Anonymous_d395a08d: Beware of unintended consequences of the minimum wage policy.
First, the same minimum wage in large cities and small towns, where cost of living and business conditions are different, may inhibit small town businesses from hiring, depressing the economy there.
Second, as minimum wages equalise low pay jobs across different industries, workers might switch to easier jobs since the pay is the same (usually little experience is required for low wage jobs). Jobs left behind will be hard to fill unless pay is increased way above minimum wages.
Third, be prepared for further demand to revise minimum wage upwards every year, given inflation is likely to pick up and today wages will soon be inadequate.
A proper mechanism should be in place to revise wages, say at two-year intervals.
Anonymous_4056: Increasing basic salary is a very popular stance that is seemingly necessary, but the price of goods will increase proportionately or more, triggering higher inflation, and we are back to square one.
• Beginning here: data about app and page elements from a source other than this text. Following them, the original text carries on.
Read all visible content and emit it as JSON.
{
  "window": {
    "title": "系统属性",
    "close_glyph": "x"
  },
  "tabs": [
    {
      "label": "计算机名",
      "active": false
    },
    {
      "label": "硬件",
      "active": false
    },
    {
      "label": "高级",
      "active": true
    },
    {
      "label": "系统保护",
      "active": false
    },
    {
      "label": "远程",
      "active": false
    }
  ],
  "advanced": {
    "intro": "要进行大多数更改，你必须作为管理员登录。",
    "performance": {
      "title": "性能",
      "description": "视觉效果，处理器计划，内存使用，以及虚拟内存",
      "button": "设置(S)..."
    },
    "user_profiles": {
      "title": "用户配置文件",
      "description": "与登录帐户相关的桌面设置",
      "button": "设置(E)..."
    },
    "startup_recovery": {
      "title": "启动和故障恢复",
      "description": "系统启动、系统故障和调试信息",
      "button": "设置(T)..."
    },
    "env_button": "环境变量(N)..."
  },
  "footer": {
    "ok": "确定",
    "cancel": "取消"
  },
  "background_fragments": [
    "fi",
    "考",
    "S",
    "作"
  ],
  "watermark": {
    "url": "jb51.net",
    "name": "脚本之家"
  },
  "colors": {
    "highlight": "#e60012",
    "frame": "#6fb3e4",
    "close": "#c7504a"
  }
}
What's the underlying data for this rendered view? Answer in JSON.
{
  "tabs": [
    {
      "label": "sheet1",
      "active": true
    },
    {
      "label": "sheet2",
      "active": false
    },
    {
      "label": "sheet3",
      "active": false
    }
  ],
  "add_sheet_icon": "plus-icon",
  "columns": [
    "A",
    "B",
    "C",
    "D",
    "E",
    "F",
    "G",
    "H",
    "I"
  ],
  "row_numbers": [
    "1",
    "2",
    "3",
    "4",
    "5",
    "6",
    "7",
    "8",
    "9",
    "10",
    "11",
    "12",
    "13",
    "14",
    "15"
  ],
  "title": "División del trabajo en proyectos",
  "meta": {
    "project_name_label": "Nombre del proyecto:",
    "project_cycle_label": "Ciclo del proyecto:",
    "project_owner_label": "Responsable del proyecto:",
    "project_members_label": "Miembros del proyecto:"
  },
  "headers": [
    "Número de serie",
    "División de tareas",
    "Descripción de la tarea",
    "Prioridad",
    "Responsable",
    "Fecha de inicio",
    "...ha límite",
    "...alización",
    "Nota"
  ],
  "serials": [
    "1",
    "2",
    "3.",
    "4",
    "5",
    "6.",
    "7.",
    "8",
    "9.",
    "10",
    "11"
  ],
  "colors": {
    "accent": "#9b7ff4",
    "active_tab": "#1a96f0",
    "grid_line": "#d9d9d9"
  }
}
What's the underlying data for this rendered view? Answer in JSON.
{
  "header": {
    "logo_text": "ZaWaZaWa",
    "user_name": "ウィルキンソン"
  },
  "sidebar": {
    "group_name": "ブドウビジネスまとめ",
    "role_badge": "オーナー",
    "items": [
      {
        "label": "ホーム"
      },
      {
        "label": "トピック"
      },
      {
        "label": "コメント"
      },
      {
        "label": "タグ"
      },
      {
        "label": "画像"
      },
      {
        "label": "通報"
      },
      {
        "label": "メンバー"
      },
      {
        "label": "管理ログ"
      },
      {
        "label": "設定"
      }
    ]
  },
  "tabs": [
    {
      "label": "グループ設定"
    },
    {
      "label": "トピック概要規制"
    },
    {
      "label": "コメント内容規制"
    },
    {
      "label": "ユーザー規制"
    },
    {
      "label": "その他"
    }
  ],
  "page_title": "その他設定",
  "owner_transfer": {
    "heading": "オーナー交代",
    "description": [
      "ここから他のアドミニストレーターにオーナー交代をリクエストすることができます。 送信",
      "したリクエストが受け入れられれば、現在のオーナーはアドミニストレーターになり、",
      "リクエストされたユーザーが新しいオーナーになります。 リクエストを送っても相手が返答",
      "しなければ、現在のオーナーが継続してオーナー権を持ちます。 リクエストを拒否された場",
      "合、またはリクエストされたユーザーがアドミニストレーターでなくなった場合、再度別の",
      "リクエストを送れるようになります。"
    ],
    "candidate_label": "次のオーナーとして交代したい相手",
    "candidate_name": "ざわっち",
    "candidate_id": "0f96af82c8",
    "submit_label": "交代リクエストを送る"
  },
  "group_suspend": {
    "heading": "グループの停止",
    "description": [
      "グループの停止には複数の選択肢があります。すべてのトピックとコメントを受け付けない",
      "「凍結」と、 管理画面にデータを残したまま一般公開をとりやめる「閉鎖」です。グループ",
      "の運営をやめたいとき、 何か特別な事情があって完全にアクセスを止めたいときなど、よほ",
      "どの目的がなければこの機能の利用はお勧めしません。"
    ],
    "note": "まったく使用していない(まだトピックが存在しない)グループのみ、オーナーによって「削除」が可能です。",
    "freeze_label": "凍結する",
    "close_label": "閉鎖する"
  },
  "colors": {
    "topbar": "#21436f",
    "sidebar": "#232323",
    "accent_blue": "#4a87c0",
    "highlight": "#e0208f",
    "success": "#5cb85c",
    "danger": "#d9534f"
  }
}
It is a vicious cycle.
The government of the day should do the right thing to increase the value of our falling ringgit. If only we can catch up with Singapore and Brunei's currency, then all will be well economically.
I hope we are heading toward this direction with the new Harapan government.
Anonymousytmq123: Both the workers' union and the employers' federation are correct in their positions on minimum wage. They are both not wrong.
What this simply means is that there's a serious mismatch between what the employees need and what the employers could afford to pay.
The real problem lies in the structure of our economy, wherein the government through bodies like Khazanah is sucking money out of the system and often without any accountability or full disclosure. For example, the toll rates, electricity charges, phone charges.
We all know that all the concessions agreements are still not declassified, in which case we do not know the profit margin of those monopolistic conglomerates.
If this mismatch is allowed to continue, eventually Malaysians would end up having serious economic problems just like the certain other countries.
We need to confront the structural issues urgently, or else...
The above is a selection of comments posted by Malaysiakini subscribers. Only paying subscribers can post comments. Over the past one year, Malaysiakinians have posted over 100,000 comments. Join the Malaysiakini community and help set the news agenda. Subscribe now.
These comments are compiled to reflect the views of Malaysiakini subscribers on matters of public interest. Malaysiakini does not intend to represent these views as fact.